*** Begin section ***

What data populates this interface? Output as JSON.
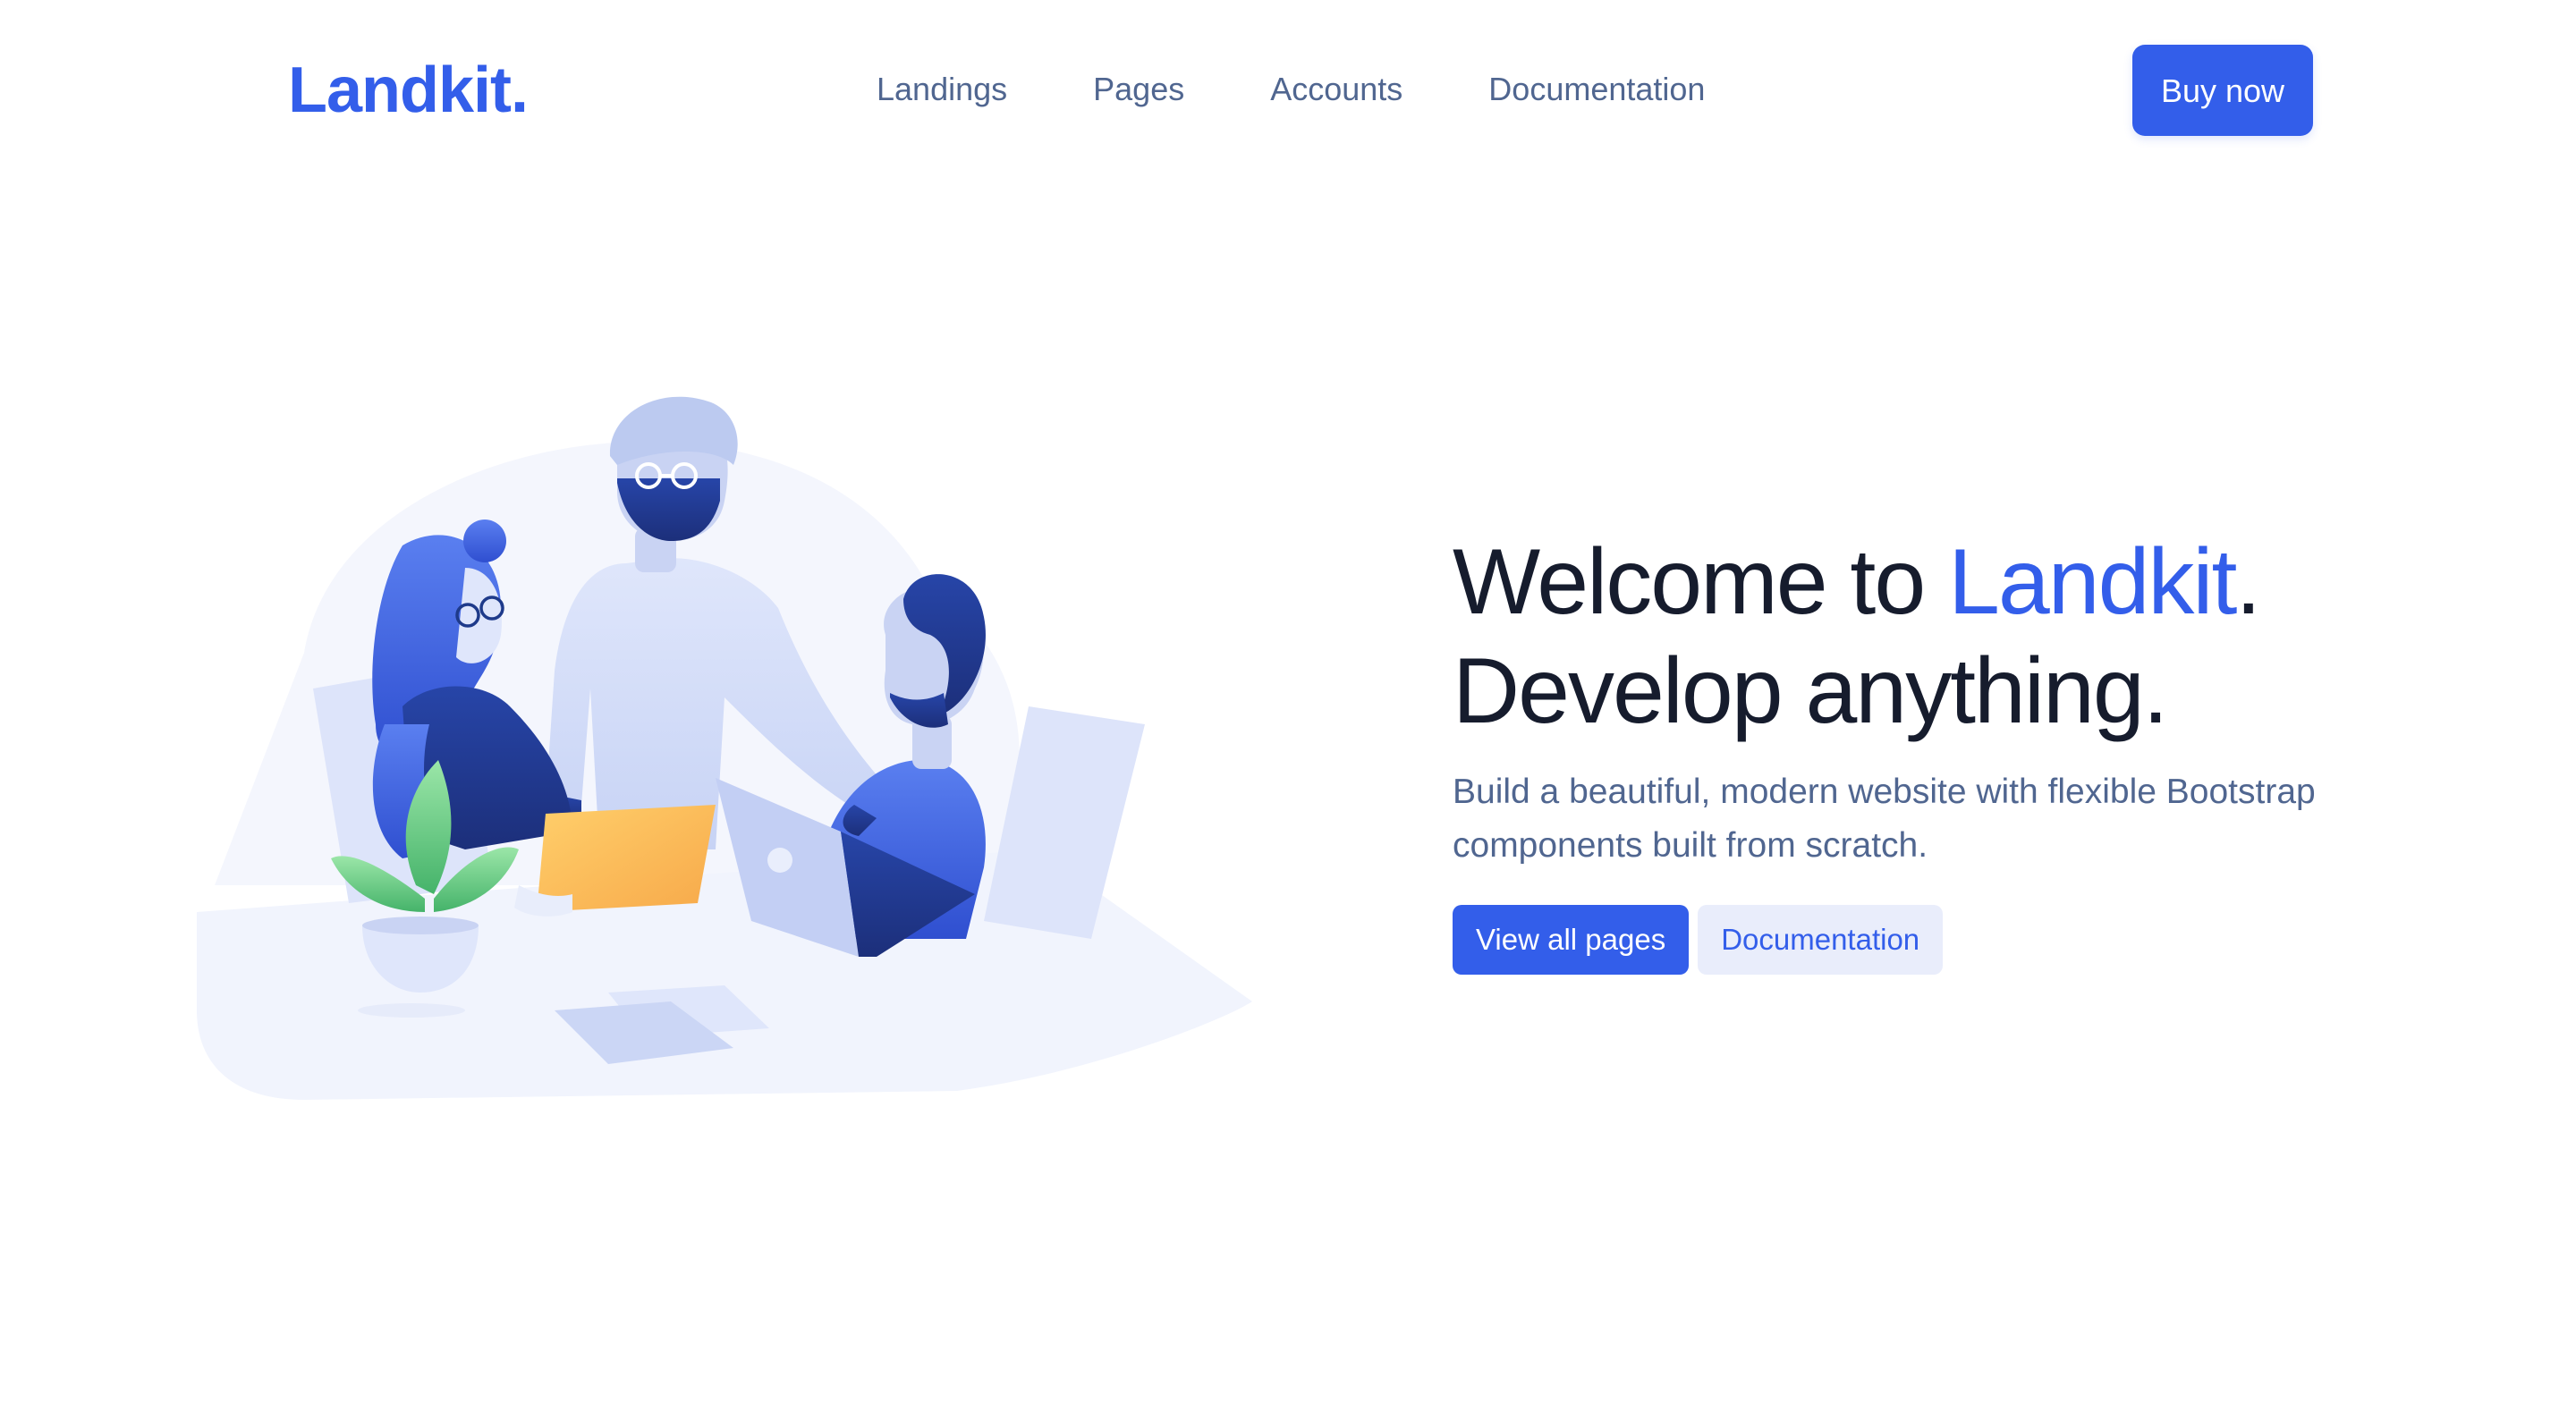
{
  "navbar": {
    "brand": "Landkit.",
    "links": [
      "Landings",
      "Pages",
      "Accounts",
      "Documentation"
    ],
    "cta_label": "Buy now"
  },
  "hero": {
    "title_prefix": "Welcome to ",
    "title_accent": "Landkit",
    "title_suffix": ".",
    "title_line2": "Develop anything.",
    "lead": "Build a beautiful, modern website with flexible Bootstrap components built from scratch.",
    "primary_button": "View all pages",
    "secondary_button": "Documentation"
  },
  "colors": {
    "primary": "#335eea",
    "heading": "#161c2d",
    "body_text": "#506690",
    "soft_button_bg": "#e9edfb"
  }
}
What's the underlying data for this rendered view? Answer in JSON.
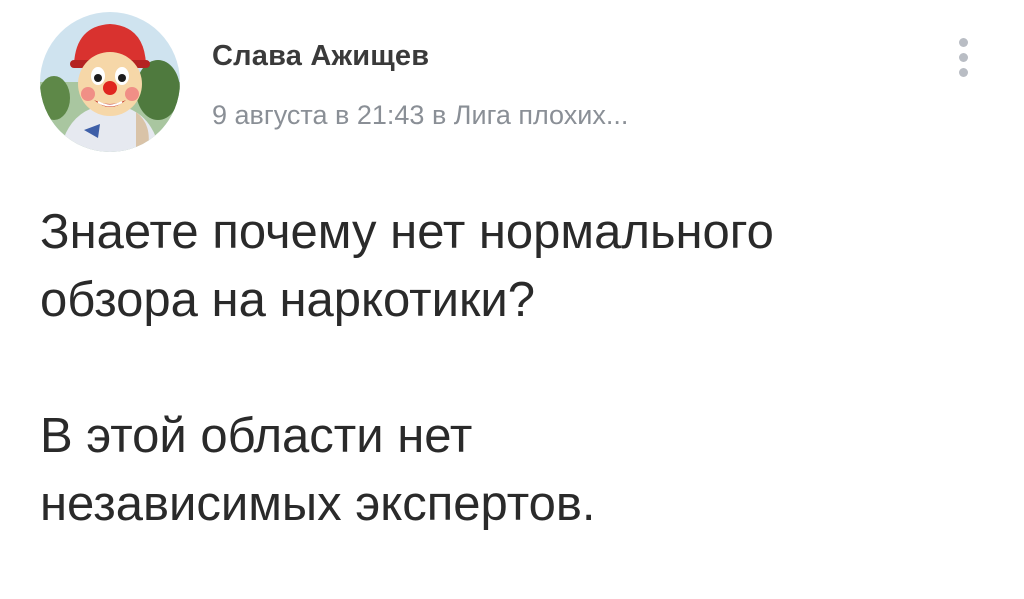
{
  "post": {
    "author": {
      "name": "Слава Ажищев",
      "avatar_icon": "clown-avatar-icon"
    },
    "meta": {
      "date": "9 августа в 21:43",
      "in_word": "в",
      "group": "Лига плохих..."
    },
    "more_icon": "vertical-dots-icon",
    "text": {
      "paragraphs": [
        {
          "lines": [
            "Знаете почему нет нормального",
            "обзора на наркотики?"
          ]
        },
        {
          "lines": [
            "В этой области нет",
            "независимых экспертов."
          ]
        }
      ]
    }
  },
  "colors": {
    "text": "#2a2a2a",
    "author": "#3a3a3a",
    "meta": "#8a8f96",
    "dots": "#b9bdc4",
    "background": "#ffffff"
  }
}
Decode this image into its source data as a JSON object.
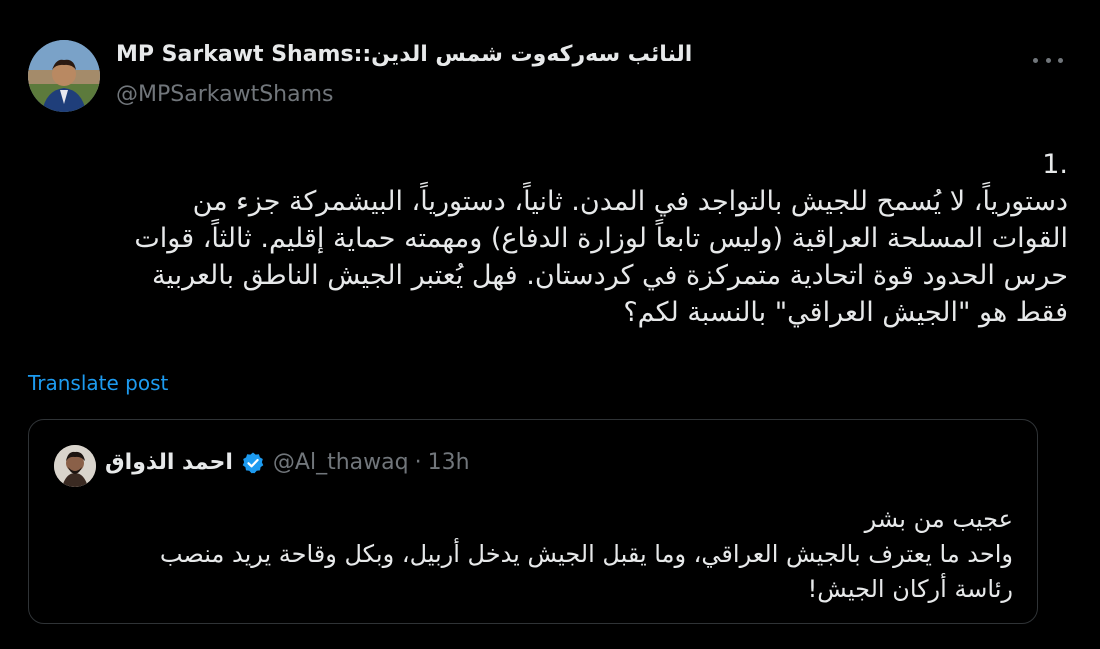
{
  "author": {
    "display_name": "MP Sarkawt Shams::النائب سەرکەوت شمس الدين",
    "handle": "@MPSarkawtShams"
  },
  "tweet": {
    "number": "1.",
    "lines": [
      "دستورياً، لا يُسمح للجيش بالتواجد في المدن. ثانياً، دستورياً، البيشمركة جزء من",
      "القوات المسلحة العراقية (وليس تابعاً لوزارة الدفاع) ومهمته حماية إقليم. ثالثاً، قوات",
      "حرس الحدود قوة اتحادية متمركزة في كردستان. فهل يُعتبر الجيش الناطق بالعربية",
      "فقط هو \"الجيش العراقي\" بالنسبة لكم؟"
    ]
  },
  "translate_label": "Translate post",
  "quoted": {
    "display_name": "احمد الذواق",
    "handle": "@Al_thawaq",
    "separator": "·",
    "time": "13h",
    "lines": [
      "عجيب من بشر",
      "واحد ما يعترف بالجيش العراقي، وما يقبل الجيش يدخل أربيل، وبكل وقاحة يريد منصب",
      "رئاسة أركان الجيش!"
    ]
  },
  "colors": {
    "background": "#000000",
    "text": "#e7e9ea",
    "muted": "#71767b",
    "accent": "#1d9bf0",
    "border": "#2f3336"
  },
  "icons": [
    "more-icon",
    "verified-badge-icon"
  ]
}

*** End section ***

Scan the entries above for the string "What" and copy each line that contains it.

* [Written reply]:
What data populates this interface? Output as JSON.
What's the underlying data for this rendered view? Answer in JSON.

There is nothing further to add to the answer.